New England Revolution Puts the Crayons Away with Unveiling of New Crest – SportsLogos.Net News

New England Revolution Puts the Crayons Away with Unveiling of New Crest

The last of the original Major League Soccer logos from the 1990s will be officially shelved in 2022, as the New England Revolution unveiled their long-rumoured new crest on Thursday morning.

The unveiling confirms leaks that first popped up on Twitter this past June. It will take over as the team’s primary logo in the 2022 MLS season, replacing the “crayon flag” crest that had been used since the team was first founded in 1996.

The new crest depicts a large white R inside a blue-and-red holding shape that is “a reference to traditional flag drapery” and bunting used in the Revolutionary War era. A red strikethrough interlacing with the R “represents defiance in the face of our oppressors, our enemies, our rivals.” The form of the R itself is “a reference to the Boston Tea Party mark and Revolutionary era lettering.”

Graphic courtesy @NERevolution / Twitter

New merchandise for sale on shows the crest both with and without a white roundel with a blue border. The roundel also contains the club’s name and year of foundation.

Photos courtesy

The roundel also comes in handy for one-colour applications on both dark and light backgrounds.

Full-colour and one-colour applications of the new Revolution crest, both with and without the roundel. (Graphics courtesy

On their website, the Revolution said that the “new logo and identity are the culmination of several years’ work that began with hearing directly from fans. The club enlisted an independent third party to conduct focus groups consisting of New Englanders, ranging from loyal Revolution supporters to Boston sports fans, to elicit feedback about what professional soccer in New England should represent. The resounding feedback informed the process that resulted in the evolution of the club’s identity unveiled today.”

“We are proud of our history as a founding member club of Major League Soccer, and after more than 25 years, we felt an evolution of our brand identity was an important step to continue our club’s upward trajectory and better reflect our growth and ambitions as an organization,” added team president Brian Bilello. “We began this process several years ago with an open mind as we sought out the voices of our fans and supporters to guide us in this process.”

“The consensus rang loud and clear – our fans deeply connected to the New England Revolution name and did not want to see that changed,” said Cathal Conlon, Revolution vice president of marketing and community engagement. “We took that sentiment to heart and every decision that followed throughout the design process was rooted in that feedback, as we sought out elements and inspiration invoking the spirit of revolution, positive defiance and New England’s rich history.”

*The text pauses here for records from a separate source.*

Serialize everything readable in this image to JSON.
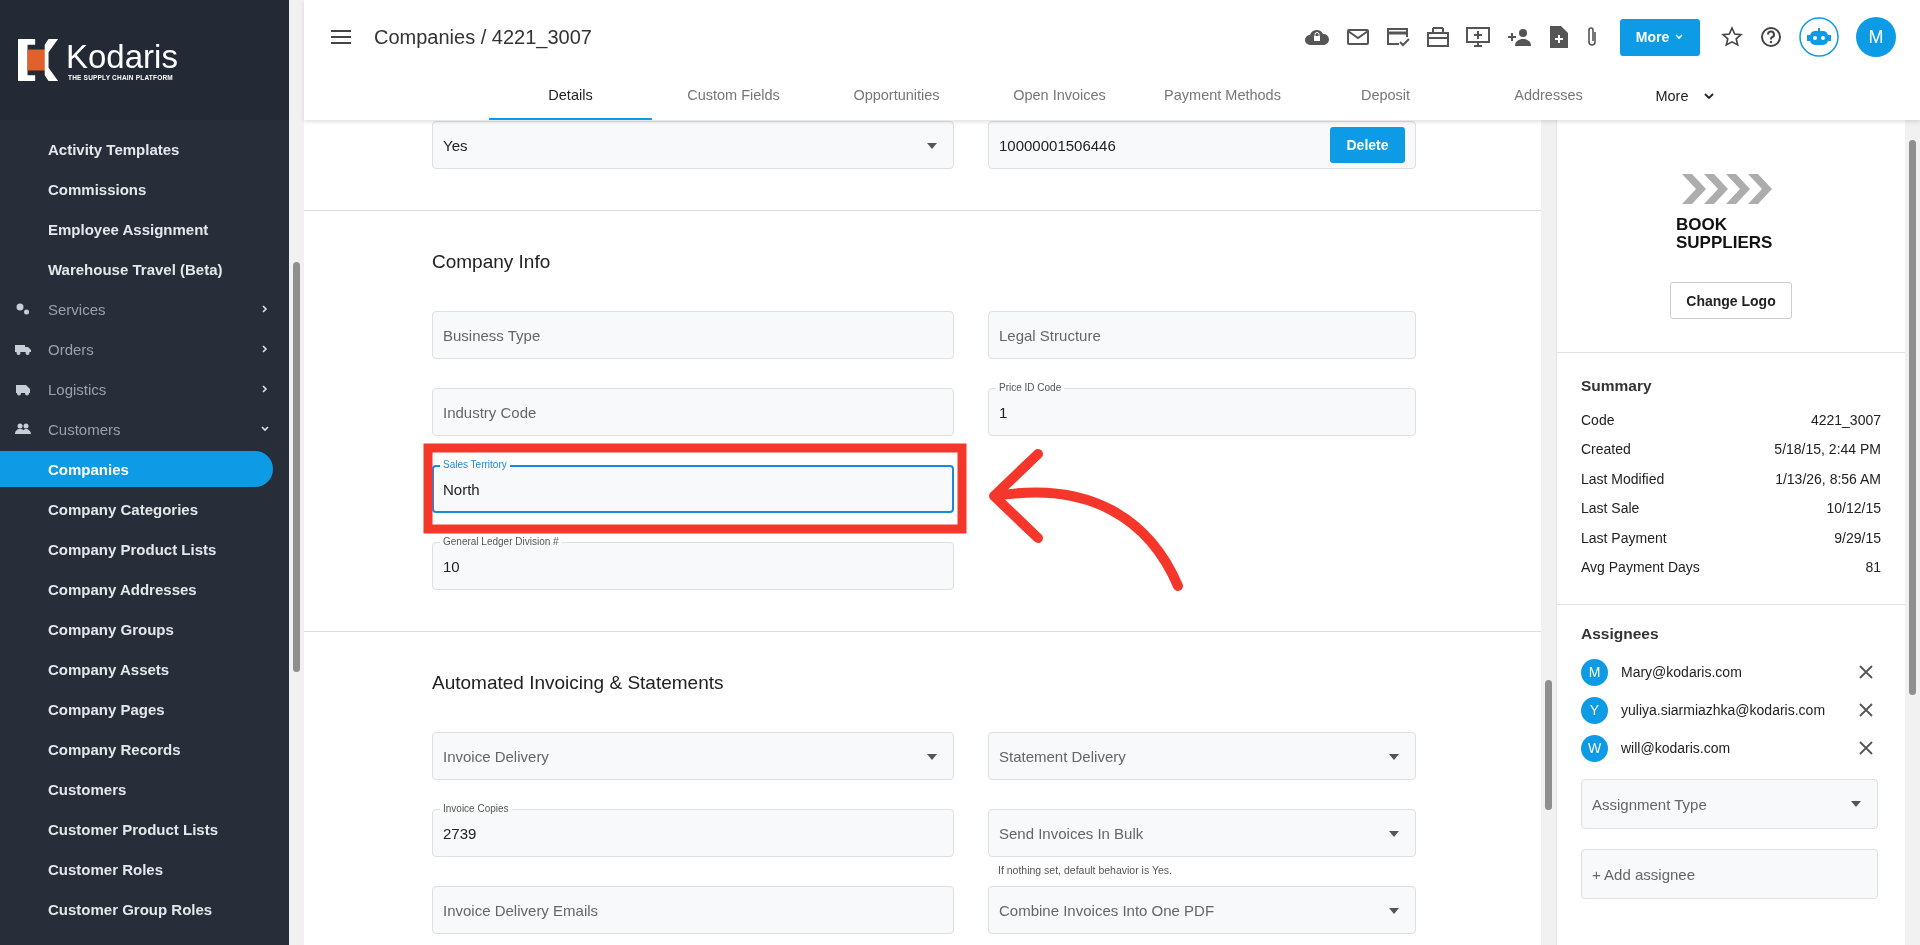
{
  "brand": {
    "name": "Kodaris",
    "tagline": "THE SUPPLY CHAIN PLATFORM"
  },
  "sidebar": {
    "items": [
      {
        "label": "Activity Templates",
        "kind": "link",
        "selected": false
      },
      {
        "label": "Commissions",
        "kind": "link",
        "selected": false
      },
      {
        "label": "Employee Assignment",
        "kind": "link",
        "selected": false
      },
      {
        "label": "Warehouse Travel (Beta)",
        "kind": "link",
        "selected": false
      },
      {
        "label": "Services",
        "kind": "group",
        "selected": false,
        "expanded": false
      },
      {
        "label": "Orders",
        "kind": "group",
        "selected": false,
        "expanded": false
      },
      {
        "label": "Logistics",
        "kind": "group",
        "selected": false,
        "expanded": false
      },
      {
        "label": "Customers",
        "kind": "group",
        "selected": false,
        "expanded": true
      },
      {
        "label": "Companies",
        "kind": "link",
        "selected": true
      },
      {
        "label": "Company Categories",
        "kind": "link",
        "selected": false
      },
      {
        "label": "Company Product Lists",
        "kind": "link",
        "selected": false
      },
      {
        "label": "Company Addresses",
        "kind": "link",
        "selected": false
      },
      {
        "label": "Company Groups",
        "kind": "link",
        "selected": false
      },
      {
        "label": "Company Assets",
        "kind": "link",
        "selected": false
      },
      {
        "label": "Company Pages",
        "kind": "link",
        "selected": false
      },
      {
        "label": "Company Records",
        "kind": "link",
        "selected": false
      },
      {
        "label": "Customers",
        "kind": "link",
        "selected": false
      },
      {
        "label": "Customer Product Lists",
        "kind": "link",
        "selected": false
      },
      {
        "label": "Customer Roles",
        "kind": "link",
        "selected": false
      },
      {
        "label": "Customer Group Roles",
        "kind": "link",
        "selected": false
      }
    ]
  },
  "header": {
    "title": "Companies / 4221_3007",
    "more_button": "More",
    "avatar": "M"
  },
  "tabs": [
    {
      "label": "Details",
      "selected": true
    },
    {
      "label": "Custom Fields",
      "selected": false
    },
    {
      "label": "Opportunities",
      "selected": false
    },
    {
      "label": "Open Invoices",
      "selected": false
    },
    {
      "label": "Payment Methods",
      "selected": false
    },
    {
      "label": "Deposit",
      "selected": false
    },
    {
      "label": "Addresses",
      "selected": false
    }
  ],
  "tabs_more": "More",
  "top_fields": [
    {
      "kind": "select",
      "value": "Yes"
    },
    {
      "kind": "text",
      "value": "10000001506446",
      "button": "Delete"
    }
  ],
  "sections": [
    {
      "title": "Company Info",
      "rows": [
        {
          "left": {
            "label": "Business Type",
            "kind": "text",
            "focused": false
          },
          "right": {
            "label": "Legal Structure",
            "kind": "text",
            "focused": false
          }
        },
        {
          "left": {
            "label": "Industry Code",
            "kind": "text",
            "focused": false
          },
          "right": {
            "label": "Price ID Code",
            "kind": "text",
            "value": "1",
            "focused": false
          }
        },
        {
          "left": {
            "label": "Sales Territory",
            "kind": "text",
            "value": "North",
            "focused": true
          },
          "right": null
        },
        {
          "left": {
            "label": "General Ledger Division #",
            "kind": "text",
            "value": "10",
            "focused": false
          },
          "right": null
        }
      ]
    },
    {
      "title": "Automated Invoicing & Statements",
      "rows": [
        {
          "left": {
            "label": "Invoice Delivery",
            "kind": "select",
            "focused": false
          },
          "right": {
            "label": "Statement Delivery",
            "kind": "select",
            "focused": false
          }
        },
        {
          "left": {
            "label": "Invoice Copies",
            "kind": "text",
            "value": "2739",
            "focused": false
          },
          "right": {
            "label": "Send Invoices In Bulk",
            "kind": "select",
            "focused": false,
            "hint": "If nothing set, default behavior is Yes."
          }
        },
        {
          "left": {
            "label": "Invoice Delivery Emails",
            "kind": "text",
            "focused": false
          },
          "right": {
            "label": "Combine Invoices Into One PDF",
            "kind": "select",
            "focused": false
          }
        }
      ]
    }
  ],
  "company_logo": {
    "lines": [
      "BOOK",
      "SUPPLIERS"
    ]
  },
  "change_logo": "Change Logo",
  "summary": {
    "title": "Summary",
    "rows": [
      {
        "label": "Code",
        "value": "4221_3007"
      },
      {
        "label": "Created",
        "value": "5/18/15, 2:44 PM"
      },
      {
        "label": "Last Modified",
        "value": "1/13/26, 8:56 AM"
      },
      {
        "label": "Last Sale",
        "value": "10/12/15"
      },
      {
        "label": "Last Payment",
        "value": "9/29/15"
      },
      {
        "label": "Avg Payment Days",
        "value": "81"
      }
    ]
  },
  "assignees": {
    "title": "Assignees",
    "people": [
      {
        "initial": "M",
        "email": "Mary@kodaris.com"
      },
      {
        "initial": "Y",
        "email": "yuliya.siarmiazhka@kodaris.com"
      },
      {
        "initial": "W",
        "email": "will@kodaris.com"
      }
    ],
    "assignment_type": "Assignment Type",
    "add_placeholder": "+ Add assignee"
  }
}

Conlon also told that the redesign process started about four years ago, but really gained momentum in 2019 after Bruce Arena became head coach and sporting director. He also said he was surprised at how attached supporters were to the club’s name, despite it being part of the first wave of MLS identities from the mid-1990s:

“The initial response was ‘Don’t change the name, we don’t want to be an FC, or an SC, or a Real, Sporting, we don’t need that. We like our name, and the name resonates. We’re named after what happened in the American Revolution a couple of hundred years ago, and the birth of a country.’ And that’s really important to the people in this region, and they were adamant that we should not change that.”

The Revolution used some elements of the new branding — most notably the supporting typography — throughout the 2021 MLS regular season, in which they currently have a league-high 73 points with one match left to play.

A header image used on the Revolution’s Twitter page this season, featuring the supporting typography from the club’s new brand. (Courtesy @NERevolution / Twitter)

With the full switchover to the new primary logo taking place in the offseason, the “crayon flag” will continue to be used throughout the 2021 MLS playoffs.

New England joins Columbus Crew SC and Chicago Fire FC as MLS clubs that will have new crests starting in 2022.

Feature photo courtesy @NERevolution / Twitter